  • Overdose deaths can be greatly reduced by ensuring that people who use opioids have good access to medication-assisted treatment and by ensuring that people who use drugs or are likely to witness overdoses have access to and are trained in delivering naloxone, a medicine that reverses overdose.
  • Increasing numbers of national governments and sub-national jurisdictions (such as US states) are introducing legally regulated markets of cannabis. Governments and research bodies should see these as opportunities for rigorous scientific research and evaluation so best practices for public health and safety can be identified and emulated.
  • Over-zealous drug control policies are limiting access to pain medications for legitimate clinical use in too many countries. Governments must find balanced policies for ensuring that people have access to controlled medicines such as opioids for the relief of pain while still impeding non-medical use of these substances.
A 2015 report from the UN High Commissioner for Human Rights highlighted some of the main ways in which drug-control policies cause violations of human rights.
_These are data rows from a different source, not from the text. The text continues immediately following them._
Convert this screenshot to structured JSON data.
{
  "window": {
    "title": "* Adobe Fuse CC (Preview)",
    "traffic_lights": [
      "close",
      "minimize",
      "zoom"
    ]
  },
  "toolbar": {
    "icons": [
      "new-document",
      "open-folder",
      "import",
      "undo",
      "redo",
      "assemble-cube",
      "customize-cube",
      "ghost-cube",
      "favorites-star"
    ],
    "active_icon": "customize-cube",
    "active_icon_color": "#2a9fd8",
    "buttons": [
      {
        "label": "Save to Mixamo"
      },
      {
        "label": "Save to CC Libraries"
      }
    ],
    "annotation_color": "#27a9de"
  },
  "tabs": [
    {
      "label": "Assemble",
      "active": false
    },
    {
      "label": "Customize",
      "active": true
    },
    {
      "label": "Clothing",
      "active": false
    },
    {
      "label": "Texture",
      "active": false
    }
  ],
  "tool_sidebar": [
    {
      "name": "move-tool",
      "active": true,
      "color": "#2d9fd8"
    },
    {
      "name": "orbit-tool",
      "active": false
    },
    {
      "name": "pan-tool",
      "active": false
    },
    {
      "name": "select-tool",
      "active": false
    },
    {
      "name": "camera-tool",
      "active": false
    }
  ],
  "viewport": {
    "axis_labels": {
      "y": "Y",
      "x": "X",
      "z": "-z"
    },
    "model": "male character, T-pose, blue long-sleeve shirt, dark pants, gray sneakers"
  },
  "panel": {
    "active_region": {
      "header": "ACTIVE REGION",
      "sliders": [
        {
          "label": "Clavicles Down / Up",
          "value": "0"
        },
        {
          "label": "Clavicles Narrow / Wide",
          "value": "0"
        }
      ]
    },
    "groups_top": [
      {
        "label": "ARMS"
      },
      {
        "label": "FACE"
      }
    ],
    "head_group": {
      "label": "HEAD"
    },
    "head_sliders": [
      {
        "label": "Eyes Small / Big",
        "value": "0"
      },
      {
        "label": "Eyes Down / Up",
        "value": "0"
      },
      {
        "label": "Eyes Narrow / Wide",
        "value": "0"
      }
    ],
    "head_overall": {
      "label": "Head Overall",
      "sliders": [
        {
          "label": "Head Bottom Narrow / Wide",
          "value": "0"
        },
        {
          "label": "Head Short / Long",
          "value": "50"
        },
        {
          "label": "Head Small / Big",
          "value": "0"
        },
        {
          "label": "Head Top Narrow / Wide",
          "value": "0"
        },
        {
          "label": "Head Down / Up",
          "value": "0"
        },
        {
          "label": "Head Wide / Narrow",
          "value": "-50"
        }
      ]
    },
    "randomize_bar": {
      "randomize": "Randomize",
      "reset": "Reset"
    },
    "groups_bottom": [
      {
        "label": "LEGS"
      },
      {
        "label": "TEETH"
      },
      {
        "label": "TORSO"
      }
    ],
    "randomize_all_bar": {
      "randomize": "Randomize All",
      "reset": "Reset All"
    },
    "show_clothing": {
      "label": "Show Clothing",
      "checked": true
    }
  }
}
It found policies had resulted in arbitrary arrest, detention, and ill treatment of people who use drugs; unjust use of the death penalty for drug offences; cruel and inhumane treatment of people who use drugs in the guise of treatment; racial and ethnic discrimination in drug-law enforcement; denial of lifesaving care and prevention interventions to people who use drugs; excessive use of incarceration as a response to minor drug infractions; denial of the cultural rights of indigenous peoples; and poor access to opioids and other controlled drugs for pain management and other clinical uses, among other human rights violations